The swift and spectacular failure of $h*! My Dad Says wasn’t its end, though. Like a recessive gene for baldness popping up every other generation on your mother’s side, the Shit Someone Says meme recurred last December. It started as a fairly popular Twitter account called Shit Girls Say , which began back in April. But its 700,000+ followers is nothing compared to the nearly 10 million the first YouTube episode of Shit Girls Say has garnered so far. Shortly after Shit Girls Say found its way into cubicles, computer labs, and cursory email forwards, the meme spread. There’s Shit Black Girls Say, Shit Gay Guys Say, Shit Drunk Girls Say, Shit Black Guys Say, Shit Southern Gay Guys Say, Shit Baby Mamas Say, and — if your credulity can bear — even more people saying shit on YouTube videos, many with at least hundreds of thousands of views.
People saying shit is an undeniably popular meme. The interesting question, then, is what this meme says about its sayers, and what it say about its viewers.
There’s a pretty sensible taxonomy to these videos. Some of them are purely self-descriptive and self-promotional. Shit Gay Guys Say is authored by a gay guy . The video is a reasonably funny collection of gay stereotypes (“We have rosé…”) Shit Fat Girls Say is also self-descriptive and fairly low-key — it’s not hilarious, but it’s not nearly as offensive as its title allows. Shit Baby Mamas Say is, well, see above.
These videos are like a lot of other cultural markers: they celebrate the differences between all of us in ways that aren’t entirely toothless. They aren’t mean, either. The meme has given rise to another whole set of videos, though, that belong to a different class.

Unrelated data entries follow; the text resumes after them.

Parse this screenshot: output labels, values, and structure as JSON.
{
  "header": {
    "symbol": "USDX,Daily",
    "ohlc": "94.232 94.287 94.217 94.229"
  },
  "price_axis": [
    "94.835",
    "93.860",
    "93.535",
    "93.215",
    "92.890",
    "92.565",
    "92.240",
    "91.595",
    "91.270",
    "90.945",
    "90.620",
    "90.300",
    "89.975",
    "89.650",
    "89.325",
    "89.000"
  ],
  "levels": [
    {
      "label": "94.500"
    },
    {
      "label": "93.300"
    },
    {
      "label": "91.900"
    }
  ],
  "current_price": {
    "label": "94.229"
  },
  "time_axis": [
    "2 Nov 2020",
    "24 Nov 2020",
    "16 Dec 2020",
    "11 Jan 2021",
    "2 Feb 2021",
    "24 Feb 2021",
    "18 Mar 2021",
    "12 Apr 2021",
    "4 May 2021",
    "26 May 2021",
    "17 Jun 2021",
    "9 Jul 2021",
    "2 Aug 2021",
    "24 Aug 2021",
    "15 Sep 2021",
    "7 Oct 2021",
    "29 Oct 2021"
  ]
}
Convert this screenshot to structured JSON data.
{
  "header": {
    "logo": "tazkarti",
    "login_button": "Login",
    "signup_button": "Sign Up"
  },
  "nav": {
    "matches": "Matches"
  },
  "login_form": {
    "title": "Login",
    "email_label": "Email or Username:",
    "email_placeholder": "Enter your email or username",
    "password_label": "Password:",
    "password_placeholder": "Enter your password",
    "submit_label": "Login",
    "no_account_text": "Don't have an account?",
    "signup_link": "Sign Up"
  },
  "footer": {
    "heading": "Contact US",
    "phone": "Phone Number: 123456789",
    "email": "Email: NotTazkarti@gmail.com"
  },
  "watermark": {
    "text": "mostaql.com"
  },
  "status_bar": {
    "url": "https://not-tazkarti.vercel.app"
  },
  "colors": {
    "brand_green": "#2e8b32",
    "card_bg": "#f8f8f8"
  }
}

One of the most popular mutations of the Shit Girls Say meme is Shit Black Girls Say . It turns out that black girls and (presumably) white girls are pretty similar: bubbly, not tech savvy, emotional. Like Shit Girls Say, Shit Black Girls Say is authored by a guy. This is not to say that people from one demographic can’t make fun of others, but it takes a lot more than dressing up in drag to make your punchlines land. Especially if there aren’t really any punchlines. Most of the humor that Billy Sorrells , the video’s author, attempts hinges on the fact that he’s big guy wearing a wig who happens to be saying girly things. The only really funny part is where he quotes Lil Wayne’s verse from the Drake song “HYFR.” The rest of the video ranges from not funny to pretty disturbing: the domestic violence joke where, apparently, it’s a stereotypically black girl thing to cry and say, “Put your hands on me again. I’m serious, I’m going to call my brother over here”.